Finding the right career niche is crucial for your personal happiness and your professional success. But it is not always easy to find the “right place” where you can translate your passion, goals, values, and strength into a pay cheque.

If, like us, animals are your ‘thing’, then finding a job in an animal related industry has the potential to lead you to a long and fulfilling career. Perhaps you already have an interest in one sector, such as how what we feed our animals affects their health and wellbeing and even, consequently, the health of the human population that may consume them? If so, a career in the massive animal nutrition industry is probably for you. Or maybe your passion lies in topics of a more medical nature? Then the veterinary care sector may be your calling, whether that is as a vet, a vet nurse or into the ‘commercial’ side of veterinary care where the opportunities range from sales to marketing to research… and everything in between.

Wherever your interest may lie, one question that is important to ask yourself is should you become a specialist or a generalist?

A specialist is one who has mastered the skill of one particular trade, while a generalist is someone who has a fair knowledge of a variety of trades but that could not be considered to be an expert in any particular one. In other words, a generalist is Jack. And whether you’re a graduate or simply assessing your future career option, you would be wise to consider the question of which to choose?

The decision on whether to become a specialist or a generalist is not an easy question to answer. Ultimately, you need to decide which presents the most rewarding and the most secure employment path for you.

Finding your niche

If you find yourself with a special interest that verges on passion, specialising in this for your future career can bring a life full of success and fulfilment. It’s important to be aware though that the smaller your specialist area, the smaller your career opportunities will be. However, the rewards for excellence can be very high indeed. It’s important to consider the size of the market your specialism will be serving, its long-term growth potential, any potential challenges the sector is likely to face in the future and how financially rewarding your chosen niche may be. We know that money isn’t everything, but getting boxed into a specialism that has limited growth prospects and is unlikely to provide you with long term financial security is not a good idea.

One of the crowd

If you’re not 100% sure of the career path you wish to take or are looking for a bit more variety in your work, then becoming a generalist may be the best option for you. Many companies dream to have one employee who can do several jobs well rather than have many employees do different ones, particularly in smaller organisations where staffing numbers are small. Your rewards and progress through the corporate structure will be dependent upon your aptitude to learn and prove yourself within the industry, and as a hard-working generalist you may find yourself presented with extraordinary opportunities that you may never even have considered!

Mixing it up

Whichever route you choose, there is strong evidence to show that a strong interdisciplinary knowledge is one of the best ways to make yourself indispensable. To be able to find your secure position in a company, you not only need to find yourself being useful in more ways than one but also be respectably skillful in all. It’s also worth remembering that the higher up the corporate ladder you go, the more of a generalist you’ll have to be, whether you started out in a particular discipline or not.

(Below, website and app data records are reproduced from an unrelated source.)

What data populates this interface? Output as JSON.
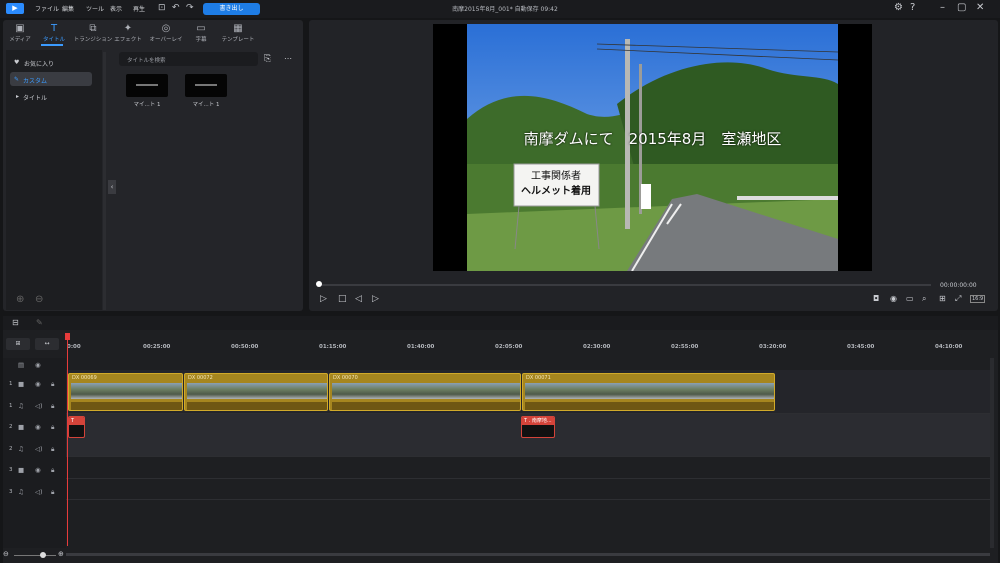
{
  "menu": {
    "items": [
      "ファイル",
      "編集",
      "ツール",
      "表示",
      "再生"
    ],
    "export_label": "書き出し"
  },
  "window": {
    "title": "南摩2015年8月_001* 自動保存 09:42"
  },
  "tabs": [
    {
      "label": "メディア",
      "icon": "media-icon"
    },
    {
      "label": "タイトル",
      "icon": "title-icon",
      "active": true
    },
    {
      "label": "トランジション",
      "icon": "transition-icon"
    },
    {
      "label": "エフェクト",
      "icon": "effect-icon"
    },
    {
      "label": "オーバーレイ",
      "icon": "overlay-icon"
    },
    {
      "label": "字幕",
      "icon": "subtitle-icon"
    },
    {
      "label": "テンプレート",
      "icon": "template-icon"
    }
  ],
  "sidebar": {
    "items": [
      "お気に入り",
      "カスタム",
      "タイトル"
    ]
  },
  "search": {
    "placeholder": "タイトルを検索"
  },
  "thumbs": [
    "マイ...ト 1",
    "マイ...ト 1"
  ],
  "preview": {
    "caption": "南摩ダムにて　2015年8月　室瀬地区",
    "sign_line1": "工事関係者",
    "sign_line2": "ヘルメット着用",
    "timecode": "00:00:00:00",
    "ratio": "16:9"
  },
  "timeline": {
    "start": "0:00",
    "ticks": [
      "00:25:00",
      "00:50:00",
      "01:15:00",
      "01:40:00",
      "02:05:00",
      "02:30:00",
      "02:55:00",
      "03:20:00",
      "03:45:00",
      "04:10:00"
    ],
    "tracks": [
      "1",
      "1",
      "2",
      "2",
      "3",
      "3"
    ],
    "video_clips": [
      "DX 00069",
      "DX 00072",
      "DX 00070",
      "DX 00071"
    ],
    "title_clips": [
      "",
      ". 南摩地..."
    ]
  }
}
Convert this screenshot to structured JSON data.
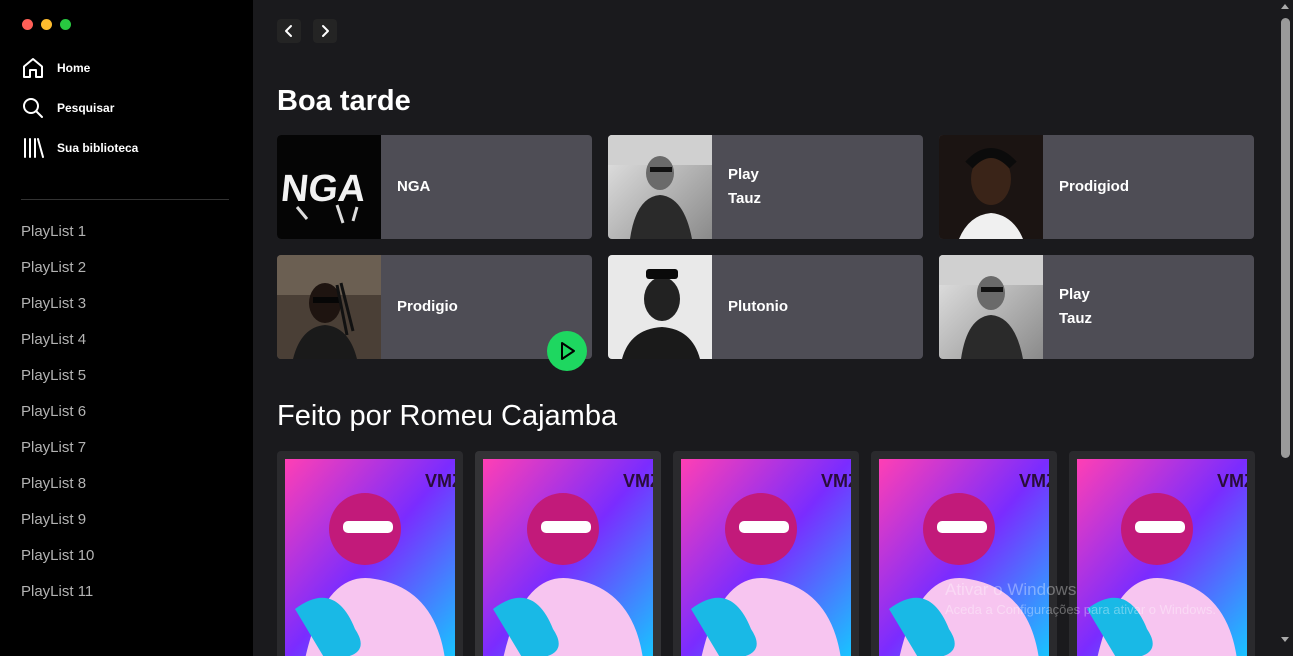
{
  "window": {
    "controls": [
      "close",
      "minimize",
      "maximize"
    ]
  },
  "sidebar": {
    "nav": [
      {
        "label": "Home",
        "icon": "home-icon"
      },
      {
        "label": "Pesquisar",
        "icon": "search-icon"
      },
      {
        "label": "Sua biblioteca",
        "icon": "library-icon"
      }
    ],
    "playlists": [
      "PlayList 1",
      "PlayList 2",
      "PlayList 3",
      "PlayList 4",
      "PlayList 5",
      "PlayList 6",
      "PlayList 7",
      "PlayList 8",
      "PlayList 9",
      "PlayList 10",
      "PlayList 11"
    ]
  },
  "main": {
    "greeting": "Boa tarde",
    "cards": [
      {
        "name": "NGA",
        "image": "nga-logo"
      },
      {
        "name": "Play\nTauz",
        "image": "tauz-portrait"
      },
      {
        "name": "Prodigiod",
        "image": "prodigio-portrait"
      },
      {
        "name": "Prodigio",
        "image": "prodigio-photo"
      },
      {
        "name": "Plutonio",
        "image": "plutonio-portrait"
      },
      {
        "name": "Play\nTauz",
        "image": "tauz-portrait"
      }
    ],
    "section_title": "Feito por Romeu Cajamba",
    "made_for_count_visible": 5
  },
  "watermark": {
    "line1": "Ativar o Windows",
    "line2": "Aceda a Configurações para ativar o Windows."
  },
  "colors": {
    "accent": "#1ed760",
    "card_bg": "#4e4d55",
    "sidebar_bg": "#000000",
    "main_bg": "#1a1a1d"
  }
}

Whilst generalist can often enjoy a wide range of career options, specialists tend to suffer from career inflexibility. You can naturally choose to broaden your expertise later on in your career, just as you could potentially go from being a generalist to a specialist – your career path should never be set in stone and today’s modern working environment places huge value on adaptability. However, it’s important to have a vision of the route you would like your career to take.

Perhaps you need a little guidance in mapping out your ideal career path? If so, feel free to get in touch to talk to one of our expert recruitment consultants about your career options and the many opportunities in animal related industries that we have waiting for you.